At this point, a few more words on what was rather glibly referred to as a "matching pair" of HepHistogram objects are in order. We said that the only requirements were that the two objects were in the same directory and had the same title. More properly, two such objects should be thought of as match candidates. When using the += operators from the HepHistogram classes, additional basic requirements are imposed. These are

If any of these conditions is not satisfied, a warning level ZMexception is thrown and the merge attempt for this pair of HepHistograms is abandoned. While these requirements are necessary (indeed the underlying combine algorithms require them), it is still possible that a user may want even closer control of the definition of a "match." To that end, another level of abstraction is available.

The HepTuple kit now includes a new class named HepHistCombiner that is intended to serve as a base class for a user-defined, descendent class. An instance of that class is then passed to the HepFileManager::combine member function. At the point where a candidate pair has been defined, the HepHistCombiner::combine function is invoked. If the user has provided an overriding function, that function is called with references to the two HepHistogram objects as arguments and the user may do whatever higher level tests are required. If the user has provided no overriding function, the base class member function does nothing and abandons the merge. It is prudent for the user's combine function to impose the basic compatiblity tests in addition to whatever else is needed because the standard implementation of += will fail without it. Most of this is shown in the following example where, for brevity, we show only our override of the combine function for HepHist1D objects.

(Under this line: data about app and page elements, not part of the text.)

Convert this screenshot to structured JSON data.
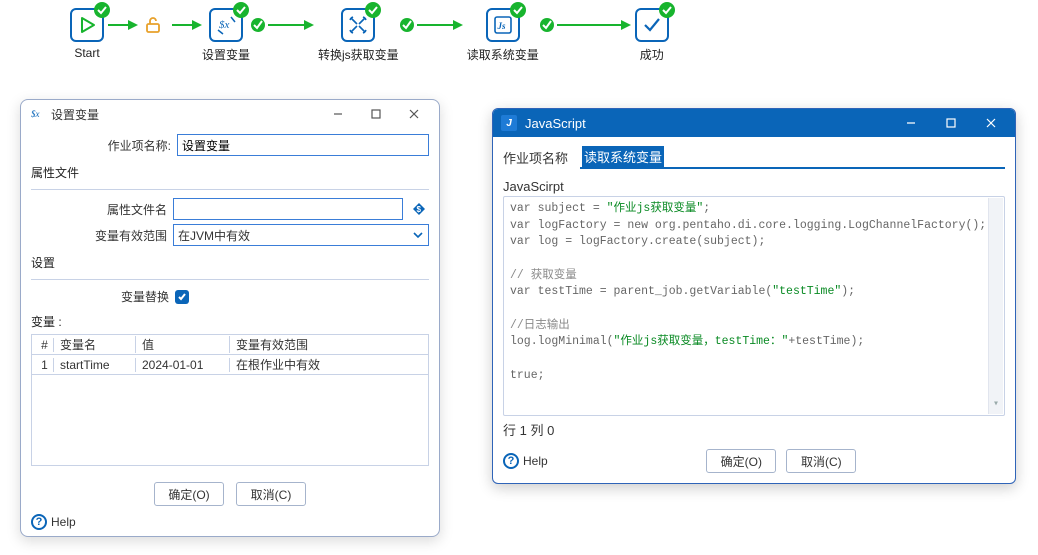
{
  "flow": {
    "nodes": [
      {
        "id": "start",
        "label": "Start"
      },
      {
        "id": "set-var",
        "label": "设置变量"
      },
      {
        "id": "js-get",
        "label": "转换js获取变量"
      },
      {
        "id": "read-sys",
        "label": "读取系统变量"
      },
      {
        "id": "success",
        "label": "成功"
      }
    ]
  },
  "dlg1": {
    "title": "设置变量",
    "jobItemLabel": "作业项名称:",
    "jobItemValue": "设置变量",
    "propFileGroup": "属性文件",
    "propFileNameLabel": "属性文件名",
    "propFileNameValue": "",
    "scopeLabel": "变量有效范围",
    "scopeValue": "在JVM中有效",
    "settingsGroup": "设置",
    "replaceLabel": "变量替换",
    "replaceChecked": true,
    "variablesHeader": "变量 :",
    "columns": {
      "idx": "#",
      "name": "变量名",
      "value": "值",
      "scope": "变量有效范围"
    },
    "rows": [
      {
        "idx": "1",
        "name": "startTime",
        "value": "2024-01-01",
        "scope": "在根作业中有效"
      }
    ],
    "help": "Help",
    "ok": "确定(O)",
    "cancel": "取消(C)"
  },
  "dlg2": {
    "title": "JavaScript",
    "jobItemLabel": "作业项名称",
    "jobItemValue": "读取系统变量",
    "codeSection": "JavaScirpt",
    "code_l1a": "var subject = ",
    "code_l1b": "\"作业js获取变量\"",
    "code_l1c": ";",
    "code_l2": "var logFactory = new org.pentaho.di.core.logging.LogChannelFactory();",
    "code_l3": "var log = logFactory.create(subject);",
    "code_c1": "// 获取变量",
    "code_l4a": "var testTime = parent_job.getVariable(",
    "code_l4b": "\"testTime\"",
    "code_l4c": ");",
    "code_c2": "//日志输出",
    "code_l5a": "log.logMinimal(",
    "code_l5b": "\"作业js获取变量，testTime：\"",
    "code_l5c": "+testTime);",
    "code_l6": "true;",
    "status": "行 1 列 0",
    "help": "Help",
    "ok": "确定(O)",
    "cancel": "取消(C)"
  }
}
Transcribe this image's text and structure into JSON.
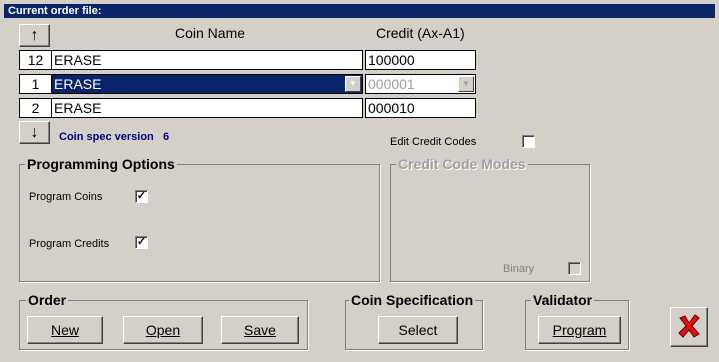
{
  "title": "Current order file:",
  "table": {
    "col_coin_name": "Coin Name",
    "col_credit": "Credit (Ax-A1)",
    "rows": [
      {
        "index": "12",
        "name": "ERASE",
        "credit": "100000"
      },
      {
        "index": "1",
        "name": "ERASE",
        "credit": "000001"
      },
      {
        "index": "2",
        "name": "ERASE",
        "credit": "000010"
      }
    ],
    "up_arrow": "↑",
    "down_arrow": "↓"
  },
  "coin_spec_version_label": "Coin spec version",
  "coin_spec_version_value": "6",
  "edit_credit_codes_label": "Edit Credit Codes",
  "programming_options": {
    "title": "Programming Options",
    "program_coins_label": "Program Coins",
    "program_coins_checked": true,
    "program_credits_label": "Program Credits",
    "program_credits_checked": true
  },
  "credit_code_modes": {
    "title": "Credit Code Modes",
    "binary_label": "Binary"
  },
  "order": {
    "title": "Order",
    "new_label": "New",
    "open_label": "Open",
    "save_label": "Save"
  },
  "coin_specification": {
    "title": "Coin Specification",
    "select_label": "Select"
  },
  "validator": {
    "title": "Validator",
    "program_label": "Program"
  },
  "close_icon": "red-x-icon",
  "colors": {
    "title_bar": "#0a246a",
    "selection": "#0a246a",
    "version_text": "#000080",
    "close_red": "#e01010"
  }
}
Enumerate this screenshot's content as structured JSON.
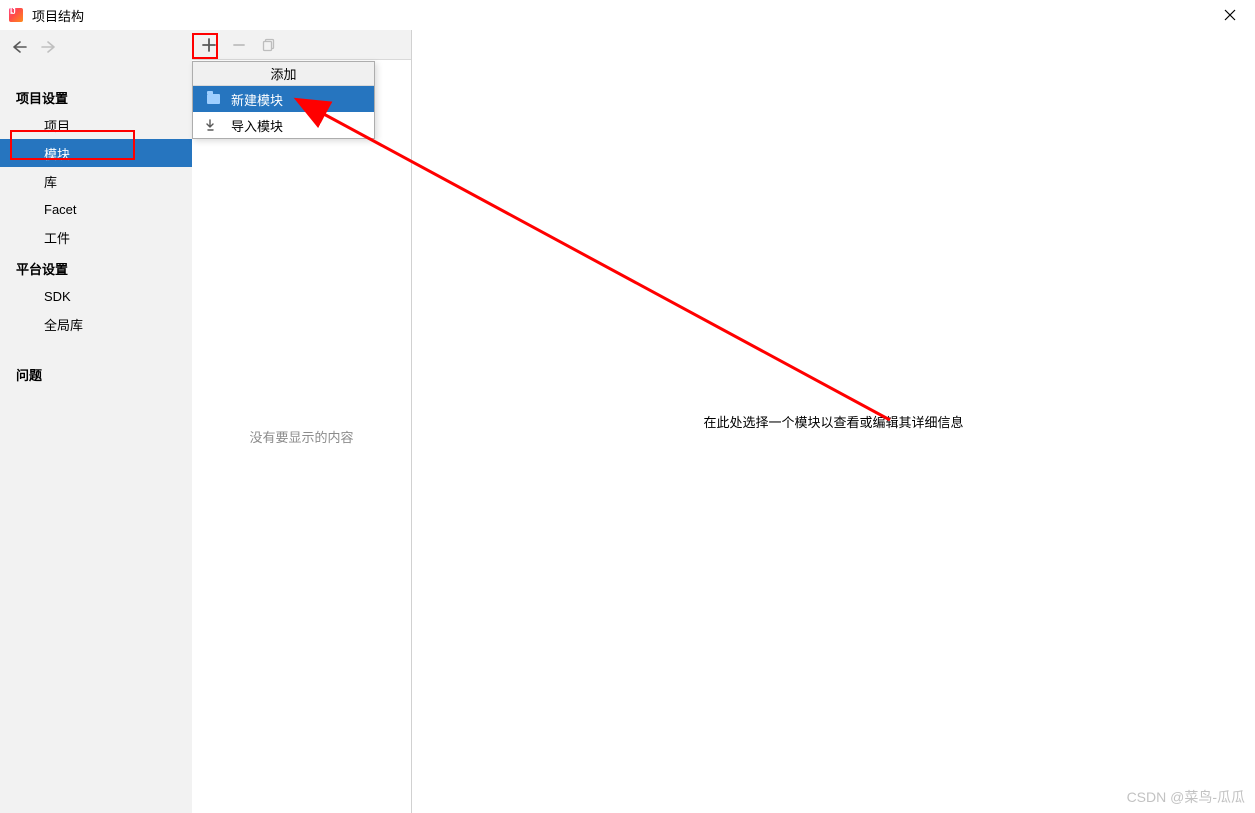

     #include "HepTuple/HepHistCombiner.h"

     class myCombiner : public HepHistCombiner {


       void combine( HepHist1D& target, const HepHist1D& source )
     // Use the default test for compatibility. Then use the default 
     // combination algorithm for compatible histograms. This differs
     // from the default case only in that we bother to check that the
     // source histogram is not empty.  We also make some noise so 
     // they know we've been here.

         if( target.compatibleHist1D( source ) ) {
           if( source.entries() > 0 ) {
             target += source;
             cout << "HepHist1Ds with title " << source.title()
                  >> " are compatible and have been combined" << endl;
           } else {
             cout << "Source HepHist1D is empty. Skip it." << endl;
         } else {
           cout << "HepHist1Ds are not compatible." << endl;

     // Similar overridden function definitions for 2D and Profile
     // histogram objects would go here.


With this, the driving program starts the action as follows.

     // Merge the two files using my custom combiner algorithm.
     // Instantiate a myCombiner object and pass it to
     // HepFileManager::combine

       myCombiner mycomb;
       HepFileManager& target 
		= targetManager->combine( sourceManager, mycomb );

Although the example is basically silly, it shows the mechanics of how to take complete control of the HepHistogram combining. The business of testing for empty histograms could just as easily be some sophisticated Kolmogorov test or some such. At the same time, it is no painful stretch of the imagination to see how one might use this machinery for something entirely apart from just merging two histogram sets. But that, as the saying goes, is another story.